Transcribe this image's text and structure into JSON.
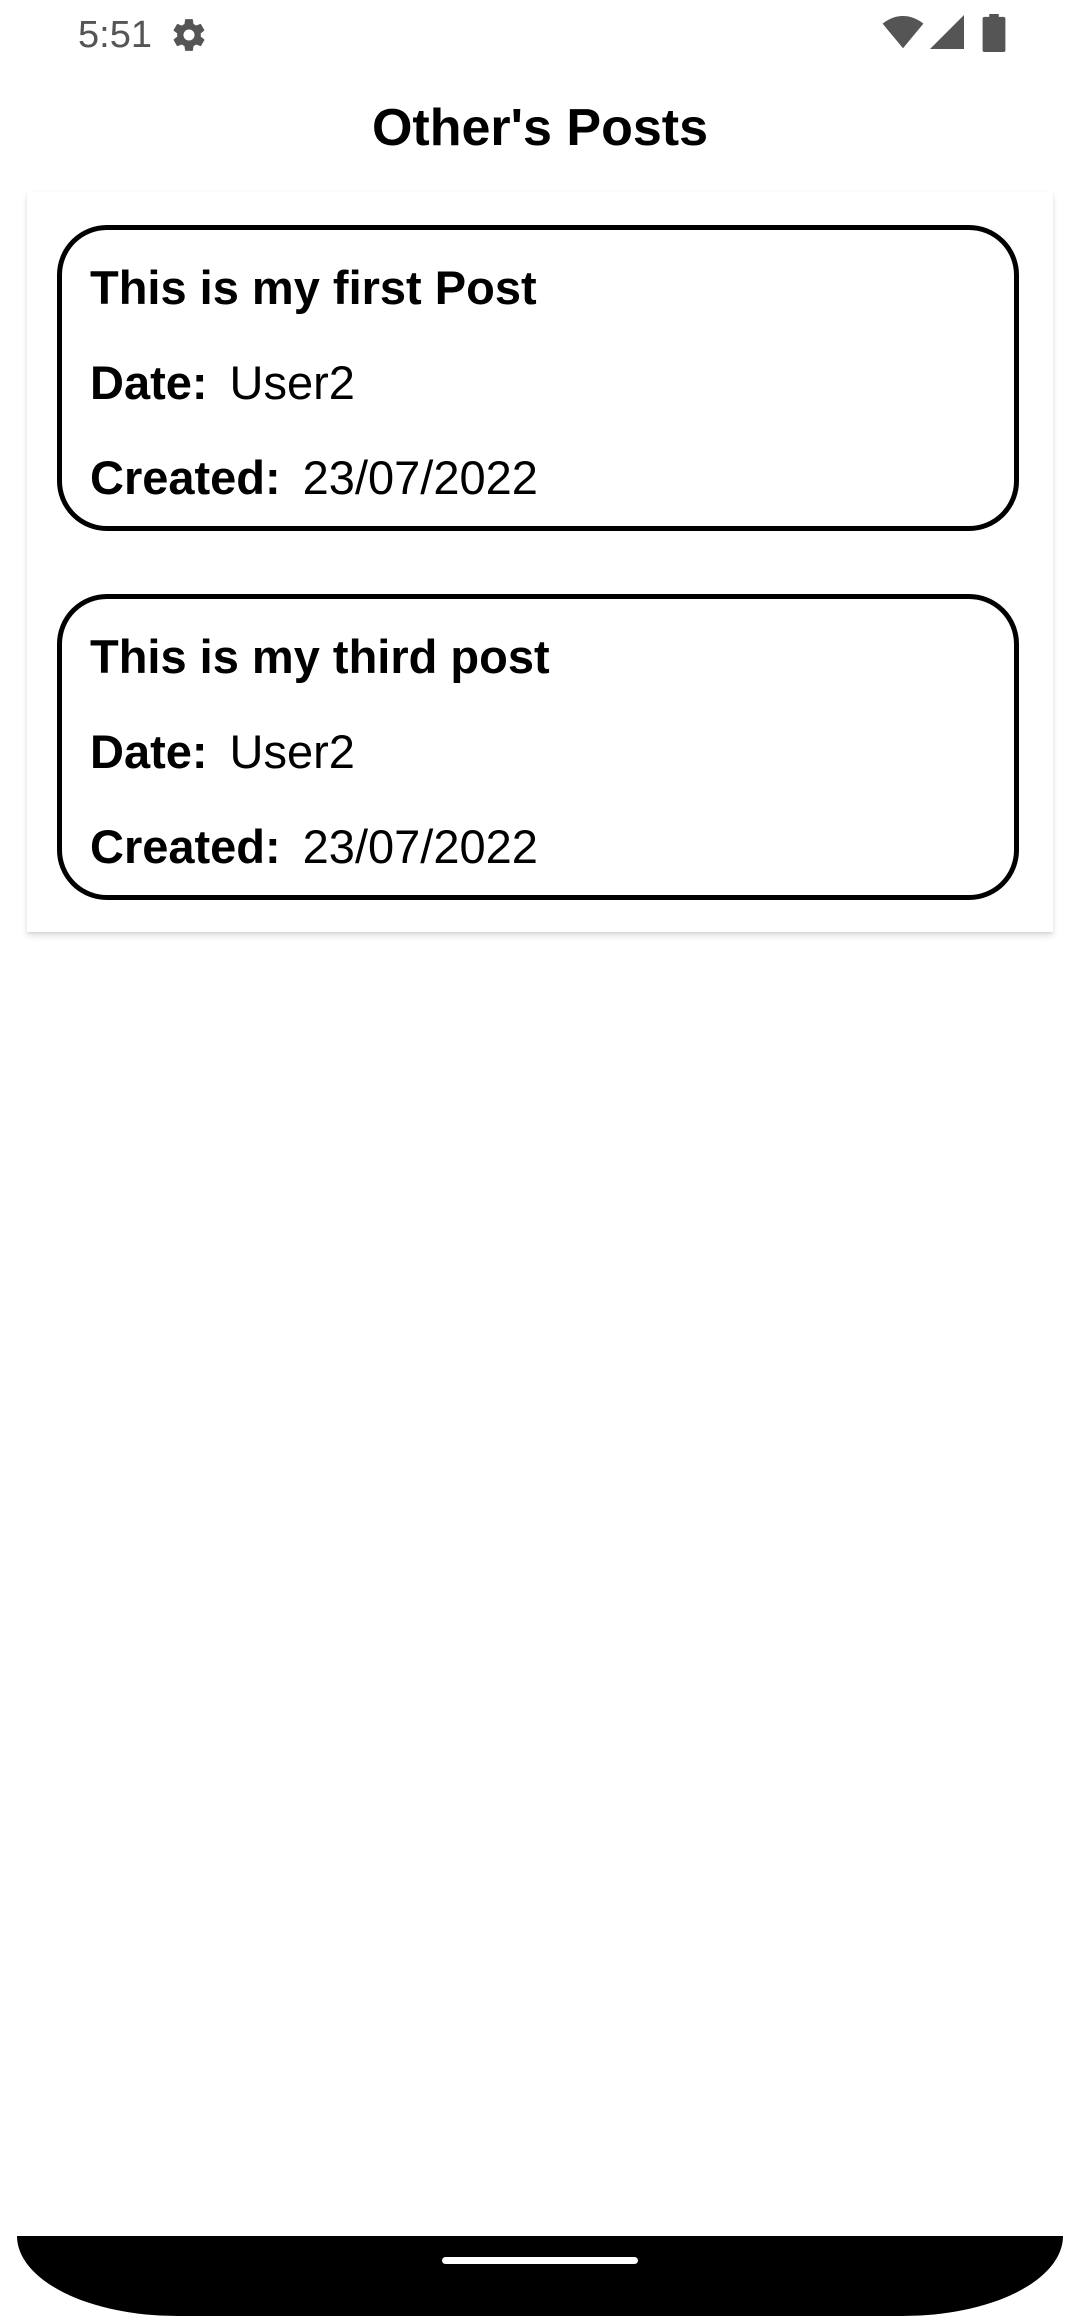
{
  "status_bar": {
    "time": "5:51",
    "icons": [
      "gear-icon",
      "wifi-icon",
      "signal-icon",
      "battery-icon"
    ]
  },
  "header": {
    "title": "Other's Posts"
  },
  "posts": [
    {
      "title": "This is my first Post",
      "date_label": "Date:",
      "date_value": "User2",
      "created_label": "Created:",
      "created_value": "23/07/2022"
    },
    {
      "title": "This is my third post",
      "date_label": "Date:",
      "date_value": "User2",
      "created_label": "Created:",
      "created_value": "23/07/2022"
    }
  ],
  "colors": {
    "background": "#ffffff",
    "text": "#000000",
    "card_border": "#000000"
  }
}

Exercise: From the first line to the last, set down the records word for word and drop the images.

Answer to the exercise:
Transcribe this image's text and structure into JSON.
{
  "status_bar": {
    "time": "5:51",
    "icons": [
      "gear-icon",
      "wifi-icon",
      "signal-icon",
      "battery-icon"
    ]
  },
  "header": {
    "title": "Other's Posts"
  },
  "posts": [
    {
      "title": "This is my first Post",
      "date_label": "Date:",
      "date_value": "User2",
      "created_label": "Created:",
      "created_value": "23/07/2022"
    },
    {
      "title": "This is my third post",
      "date_label": "Date:",
      "date_value": "User2",
      "created_label": "Created:",
      "created_value": "23/07/2022"
    }
  ],
  "colors": {
    "background": "#ffffff",
    "text": "#000000",
    "card_border": "#000000"
  }
}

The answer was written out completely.